Anyone who has seen surreal British TV comedy series The Mighty Boosh may think they know what to expect from its creator Paul King’s feature debut. But while it does share many of the same traits as Boosh – outlandish humour, visual inventiveness and some of its cast members – Bunny and the Bull is more accessible to a wider audience thanks to a solid and inspired story, which combines comedy and pathos in equal measure, and a two outstanding central performances from Ed Hogg (who put in a blistering performance in last year’s White Lightnin) and Simon Farnaby.
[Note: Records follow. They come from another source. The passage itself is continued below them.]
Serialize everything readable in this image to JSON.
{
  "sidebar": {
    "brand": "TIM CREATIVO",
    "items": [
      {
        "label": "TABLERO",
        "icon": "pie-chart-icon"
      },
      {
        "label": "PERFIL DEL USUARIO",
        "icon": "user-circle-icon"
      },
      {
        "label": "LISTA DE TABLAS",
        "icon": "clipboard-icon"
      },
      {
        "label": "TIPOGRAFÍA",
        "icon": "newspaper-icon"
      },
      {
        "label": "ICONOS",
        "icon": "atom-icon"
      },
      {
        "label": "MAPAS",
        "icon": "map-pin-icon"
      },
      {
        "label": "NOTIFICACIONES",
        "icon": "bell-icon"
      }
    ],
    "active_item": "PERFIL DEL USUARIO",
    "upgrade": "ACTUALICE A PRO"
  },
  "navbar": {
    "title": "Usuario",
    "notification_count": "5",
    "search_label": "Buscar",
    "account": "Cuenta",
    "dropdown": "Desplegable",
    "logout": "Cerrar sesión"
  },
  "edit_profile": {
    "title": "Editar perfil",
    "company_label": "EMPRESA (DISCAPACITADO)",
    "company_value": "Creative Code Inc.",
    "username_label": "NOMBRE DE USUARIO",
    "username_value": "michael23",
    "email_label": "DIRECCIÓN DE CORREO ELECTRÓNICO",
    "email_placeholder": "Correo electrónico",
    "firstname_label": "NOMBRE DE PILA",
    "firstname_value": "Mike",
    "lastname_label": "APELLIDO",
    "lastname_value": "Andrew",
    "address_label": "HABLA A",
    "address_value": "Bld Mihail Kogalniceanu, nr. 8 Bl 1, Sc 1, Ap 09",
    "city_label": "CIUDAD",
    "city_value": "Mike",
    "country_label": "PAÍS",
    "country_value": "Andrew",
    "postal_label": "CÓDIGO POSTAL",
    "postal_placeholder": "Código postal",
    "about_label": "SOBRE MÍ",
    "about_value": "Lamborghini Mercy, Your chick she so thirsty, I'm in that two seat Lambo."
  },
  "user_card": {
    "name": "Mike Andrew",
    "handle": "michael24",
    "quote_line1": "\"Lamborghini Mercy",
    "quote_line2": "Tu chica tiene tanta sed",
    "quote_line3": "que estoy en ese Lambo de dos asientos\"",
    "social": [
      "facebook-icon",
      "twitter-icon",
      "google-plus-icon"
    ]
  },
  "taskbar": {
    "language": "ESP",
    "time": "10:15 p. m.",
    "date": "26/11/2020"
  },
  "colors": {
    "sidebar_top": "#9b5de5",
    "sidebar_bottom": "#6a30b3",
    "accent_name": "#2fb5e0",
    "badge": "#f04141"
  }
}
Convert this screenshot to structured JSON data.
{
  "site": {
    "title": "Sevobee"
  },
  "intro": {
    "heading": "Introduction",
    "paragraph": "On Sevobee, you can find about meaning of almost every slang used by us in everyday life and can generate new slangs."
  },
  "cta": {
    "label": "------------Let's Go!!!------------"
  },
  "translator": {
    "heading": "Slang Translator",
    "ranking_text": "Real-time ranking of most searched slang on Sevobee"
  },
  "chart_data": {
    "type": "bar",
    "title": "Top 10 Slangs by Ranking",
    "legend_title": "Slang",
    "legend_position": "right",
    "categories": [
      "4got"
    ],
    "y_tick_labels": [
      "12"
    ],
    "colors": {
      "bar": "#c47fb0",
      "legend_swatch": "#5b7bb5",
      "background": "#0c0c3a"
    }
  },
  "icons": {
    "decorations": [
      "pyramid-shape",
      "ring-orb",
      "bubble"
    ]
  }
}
They are Stephen and his best mate Bunny respectively whose ill-fated trip across Europe a year previously is the reason why Stephen is now confined to his flat, suffering a bewildering barrage of flashbacks and hallucinations. As he relives the journey, so we see how he and Bunny ‘s meeting with the fiery Eloise (Veronica Echegui) was the catalyst for a series of extremely unfortunate events that have changed Stephen’s life forever.
It’s not just the story that’s so fascinating here, but the way it’s told. Through the prism of Stephen’s memory this road trip becomes a colourful, imaginative series of vignettes, with European locations created using pieces from Stephen’s current surroundings; his bathroom becomes an intercity train, for example, the workings of his bedside clock represent a continental carnival. It’s difficult to put into words just how clever this production design really is; to describe it as Gondry or Gilliam-esque would do a disservice to King’s original creativity. It’s mesmerising to watch, and gives the film a real physical and emotional depth.
But King doesn’t rely on visual trickery to carry his film. His dialogue is sharp and there are moment of laugh-out-loud humour, mostly thanks to Bunny’s caustic one-liners. But this isn’t just comedy; this is a story of love, life and friendship that slowly reveals itself to be as honest and moving as any you’re likely to see. That it’s one of the most visually interesting films to come out of the UK for some time only adds to its appeal. 4 stars
There’s a brilliant commentary with director Paul King, stars Ed Hogg and Simon Farnaby and producer Mark Burke, plus additional interviews with King, Hogg and Fanaby. And there’s the usual rota of deleted scenes, look behind the scenes, featurette and bloopers. 4 stars
Stars Ed Hogg, Simon Farnaby, Veronica Echegui
Director Paul King
Format DVD & Blu-ray
Distributor Optimum Home Entertainment
Released March 29